Is It Safe to Take an AHCC Supplement?

Shiitake Mushrooms

People are commonly taking more proactive measures when it comes to their health, particularly their immune system, which plays an essential role in keeping you healthy. There are hundreds of different types of vitamins and supplements available to give you an extra boost in protecting yourself from getting sick. There are many ways to ensure you have a strong immune system, including eating healthy, exercising appropriately, and taking supplements. Supplements can be beneficial, but it’s important to do your research and only take supplements that are FDA approved and to avoid supplements that may have serious side effects. One of the newest popular supplements is AHCC (active hexose correlated compound) and since most people wonder about the safety and side effects of new products, to help you decide for yourself about AHCC, here are the possible benefits and side effects you should be aware of.

What is Active Hexose Correlated Compound (AHCC)?

AHCC is a natural substance that is extracted from a certain species of mushrooms, such as shiitake. AHCC is thought to act as an antioxidant that works similar to how certain fruits work as a natural antioxidant. Although AHCC supplements are considered an alternative form of medicine, it has been shown to help the body defend and recover against various viruses, such as the common cold and influenza. 

Possible Benefits of AHCC

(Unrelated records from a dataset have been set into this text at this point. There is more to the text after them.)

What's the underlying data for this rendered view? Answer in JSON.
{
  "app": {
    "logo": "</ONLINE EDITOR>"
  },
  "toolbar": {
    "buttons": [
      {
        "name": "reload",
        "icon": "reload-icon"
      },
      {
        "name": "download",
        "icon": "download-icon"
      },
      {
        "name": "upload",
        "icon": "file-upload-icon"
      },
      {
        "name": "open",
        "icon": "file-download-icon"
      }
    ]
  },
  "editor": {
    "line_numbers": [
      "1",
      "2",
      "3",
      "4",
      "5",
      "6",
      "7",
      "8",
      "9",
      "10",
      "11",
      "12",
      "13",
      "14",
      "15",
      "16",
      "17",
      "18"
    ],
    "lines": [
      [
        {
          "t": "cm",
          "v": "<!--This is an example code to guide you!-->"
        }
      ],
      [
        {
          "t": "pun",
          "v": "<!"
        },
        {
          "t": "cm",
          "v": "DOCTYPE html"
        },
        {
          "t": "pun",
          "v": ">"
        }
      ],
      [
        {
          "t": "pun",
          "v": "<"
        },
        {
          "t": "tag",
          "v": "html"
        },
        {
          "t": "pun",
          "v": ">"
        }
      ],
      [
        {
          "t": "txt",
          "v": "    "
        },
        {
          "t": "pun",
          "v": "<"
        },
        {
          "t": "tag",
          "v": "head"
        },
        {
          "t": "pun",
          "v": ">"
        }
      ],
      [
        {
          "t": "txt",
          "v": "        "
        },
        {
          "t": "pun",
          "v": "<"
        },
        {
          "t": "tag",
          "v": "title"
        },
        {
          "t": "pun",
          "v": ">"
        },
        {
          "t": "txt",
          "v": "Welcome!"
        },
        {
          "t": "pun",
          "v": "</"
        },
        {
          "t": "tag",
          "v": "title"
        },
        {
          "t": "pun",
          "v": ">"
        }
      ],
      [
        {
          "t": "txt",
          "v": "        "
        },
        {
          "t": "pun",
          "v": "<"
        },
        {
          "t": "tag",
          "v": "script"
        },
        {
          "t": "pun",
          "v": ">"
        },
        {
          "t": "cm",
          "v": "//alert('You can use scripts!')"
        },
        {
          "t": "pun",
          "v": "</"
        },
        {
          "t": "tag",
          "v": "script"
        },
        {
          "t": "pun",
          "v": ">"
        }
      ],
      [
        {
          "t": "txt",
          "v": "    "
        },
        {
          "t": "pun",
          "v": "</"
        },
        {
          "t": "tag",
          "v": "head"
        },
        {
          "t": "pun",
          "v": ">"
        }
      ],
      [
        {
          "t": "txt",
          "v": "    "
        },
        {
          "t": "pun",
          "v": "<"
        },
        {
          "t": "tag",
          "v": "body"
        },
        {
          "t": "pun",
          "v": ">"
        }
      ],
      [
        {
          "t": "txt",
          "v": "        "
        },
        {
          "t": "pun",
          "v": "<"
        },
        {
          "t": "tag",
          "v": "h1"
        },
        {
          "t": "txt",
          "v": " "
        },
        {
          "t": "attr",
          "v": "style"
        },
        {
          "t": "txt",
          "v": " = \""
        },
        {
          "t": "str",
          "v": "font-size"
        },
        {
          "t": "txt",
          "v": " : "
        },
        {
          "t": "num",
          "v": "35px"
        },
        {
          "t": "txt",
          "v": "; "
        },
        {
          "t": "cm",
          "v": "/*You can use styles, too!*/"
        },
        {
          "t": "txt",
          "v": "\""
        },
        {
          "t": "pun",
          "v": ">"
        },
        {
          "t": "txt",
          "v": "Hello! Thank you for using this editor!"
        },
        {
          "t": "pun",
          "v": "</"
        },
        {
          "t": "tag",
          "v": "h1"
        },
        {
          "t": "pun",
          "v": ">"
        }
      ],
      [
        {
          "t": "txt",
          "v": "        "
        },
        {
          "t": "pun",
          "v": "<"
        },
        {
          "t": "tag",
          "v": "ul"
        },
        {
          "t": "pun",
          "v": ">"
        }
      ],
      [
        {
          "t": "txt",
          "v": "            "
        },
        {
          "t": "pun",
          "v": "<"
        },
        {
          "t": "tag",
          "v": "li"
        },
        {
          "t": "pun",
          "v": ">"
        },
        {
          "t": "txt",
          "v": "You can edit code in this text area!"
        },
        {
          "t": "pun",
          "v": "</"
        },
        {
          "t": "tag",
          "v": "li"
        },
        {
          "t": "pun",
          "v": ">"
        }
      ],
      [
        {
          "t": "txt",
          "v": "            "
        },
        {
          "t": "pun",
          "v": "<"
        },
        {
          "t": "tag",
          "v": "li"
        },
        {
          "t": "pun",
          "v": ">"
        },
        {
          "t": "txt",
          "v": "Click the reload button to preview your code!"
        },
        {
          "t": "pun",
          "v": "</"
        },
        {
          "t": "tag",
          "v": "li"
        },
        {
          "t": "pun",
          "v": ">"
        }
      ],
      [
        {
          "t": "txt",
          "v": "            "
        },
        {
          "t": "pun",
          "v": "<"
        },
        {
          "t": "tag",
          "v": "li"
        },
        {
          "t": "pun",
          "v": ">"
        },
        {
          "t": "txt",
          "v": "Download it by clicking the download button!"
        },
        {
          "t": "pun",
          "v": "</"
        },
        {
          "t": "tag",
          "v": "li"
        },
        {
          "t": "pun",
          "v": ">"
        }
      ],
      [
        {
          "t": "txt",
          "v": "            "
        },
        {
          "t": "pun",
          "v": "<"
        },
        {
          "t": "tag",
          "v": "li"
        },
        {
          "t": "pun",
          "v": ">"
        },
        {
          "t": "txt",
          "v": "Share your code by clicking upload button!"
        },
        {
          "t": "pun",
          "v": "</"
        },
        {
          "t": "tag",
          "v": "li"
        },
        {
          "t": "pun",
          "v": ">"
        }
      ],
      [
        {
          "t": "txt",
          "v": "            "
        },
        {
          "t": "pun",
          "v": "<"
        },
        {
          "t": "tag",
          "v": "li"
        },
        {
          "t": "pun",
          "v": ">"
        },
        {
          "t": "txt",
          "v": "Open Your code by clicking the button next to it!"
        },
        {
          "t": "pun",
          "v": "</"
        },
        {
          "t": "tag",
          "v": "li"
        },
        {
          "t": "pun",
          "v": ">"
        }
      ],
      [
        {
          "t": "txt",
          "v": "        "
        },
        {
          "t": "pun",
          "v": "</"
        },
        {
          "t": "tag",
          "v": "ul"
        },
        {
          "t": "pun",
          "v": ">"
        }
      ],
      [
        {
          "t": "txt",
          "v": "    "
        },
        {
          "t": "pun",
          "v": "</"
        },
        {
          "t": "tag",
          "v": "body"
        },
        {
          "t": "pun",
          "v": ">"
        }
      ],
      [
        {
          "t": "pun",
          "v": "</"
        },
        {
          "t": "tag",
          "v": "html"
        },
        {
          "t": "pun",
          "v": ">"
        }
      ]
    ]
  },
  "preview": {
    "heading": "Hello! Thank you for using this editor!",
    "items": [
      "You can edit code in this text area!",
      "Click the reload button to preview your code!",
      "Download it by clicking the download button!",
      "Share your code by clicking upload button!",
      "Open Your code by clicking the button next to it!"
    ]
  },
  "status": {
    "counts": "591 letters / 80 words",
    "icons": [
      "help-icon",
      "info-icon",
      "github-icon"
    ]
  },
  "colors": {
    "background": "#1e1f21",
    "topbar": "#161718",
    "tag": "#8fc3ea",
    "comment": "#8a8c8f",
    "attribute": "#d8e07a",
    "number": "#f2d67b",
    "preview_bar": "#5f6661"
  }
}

In the field of alternative medicine, active hexose correlated compound is thought to be beneficial for stimulating your immune system and increasing your body’s defense against viral infections, such as the common cold and the flu. Some other benefits may include:

  • Immune system-AHCC may be beneficial for boosting your immunity, specifically through increasing the number of dendritic cells, which are cells involved in your body’s immunity response. 
  • Chemotherapy side effects-AHCC may help in reducing various side effects of chemotherapy, such as reducing liver damage and bone marrow suppression that is often associated with chemotherapy.
  • Inflammatory bowel disease-The supplement may provide an anti-inflammatory effect associated with inflammatory bowel disease.
  • Cancer-AHCC may help to inhibit the growth of ovarian cancer cells and may provide therapeutic benefits for other types of cancer as well.

Side-Effects & Safety of AHCC

AHCC is fairly new, so there aren’t enough studies to definitely show the supplement as being holistically therapeutic; however, some studies have shown both benefits and side effects with use. It’s important to keep in mind that everyone’s body is different, so everyone will react differently to the supplement. Just like with any other vitamin or supplement, before taking you should talk with your medical professional to ensure it is safe for you to take. Your medical provider will be able to alert you of any prescription medications you are taking that may interfere with AHCC and address any concerns they may have about any medical conditions that may increase the risk of AHCC side effects. Some side effects may include:

  • Gastrointestinal problems-One of the most common side effects associated with AHCC is gastrointestinal issues, such as bloating, diarrhea, and nausea. These problems tend to resolve themselves within about 24-hours after onset. 
  • Headache-Some people have complained of mild to moderate headaches when they first begin taking AHCC supplements. The headaches tend to be mild and subside in a relatively short period of time.
  • Fatigue-Low energy and fatigue have also been associated with the use of AHCC supplements. If you are experiencing fatigue, it may be related to either a reduced immunity system or the ingredients found in AHCC, so it’s important to talk with your medical provider before continuing use.
  • Foot cramps-Cramping, especially in the feet was the most common complaint of AHCC test subjects. 
  • Medication interactions-Some medications can have a significant, potentially serious interaction with AHCC. The supplement should be avoided if you are taking medications, such as Elavil, codeine, Norpramin, Haldol, Lopressor, Toprol XL, Zofran, Risperdal, Ultram, and/or Effexor. AHCC may also decrease the effects of immunosuppressants because the supplement is used to increase immune function.
  • Those with autoimmune disorders, such as rheumatoid arthritis, multiple sclerosis, and systemic lupus erythematosus should avoid taking AHCC supplements as it may cause symptoms to be exacerbated. There also isn’t enough research to demonstrate the safety of use by pregnant and breastfeeding women and children, so they should avoid taking it.
  • Fever-Some people have reported an elevated body temperature after daily use of the supplement AHCC

There is no specific recommended dose of AHCC, but doses in a daily dose of 4-6 grams daily have been safely used for a period of six months and a smaller dose of 3 grams has been safely used for a period of nine years. The appropriate dose for individual use depends on a variety of factors, such as gender, age, and current medical condition. Remember self-treating a chronic condition with supplements, including AHCC may have serious consequences, so it’s important to talk with your healthcare provider before taking. Always buy AHCC from a reliable source and make sure to read the label to ensure ingredients meet the requirements of the National Institute of Health. If you do experience long-lasting and/or serious side effects resulting from the use of AHCC, contact the office of Strong Law to learn more information about your rights regarding side effects resulting from the use of AHCC.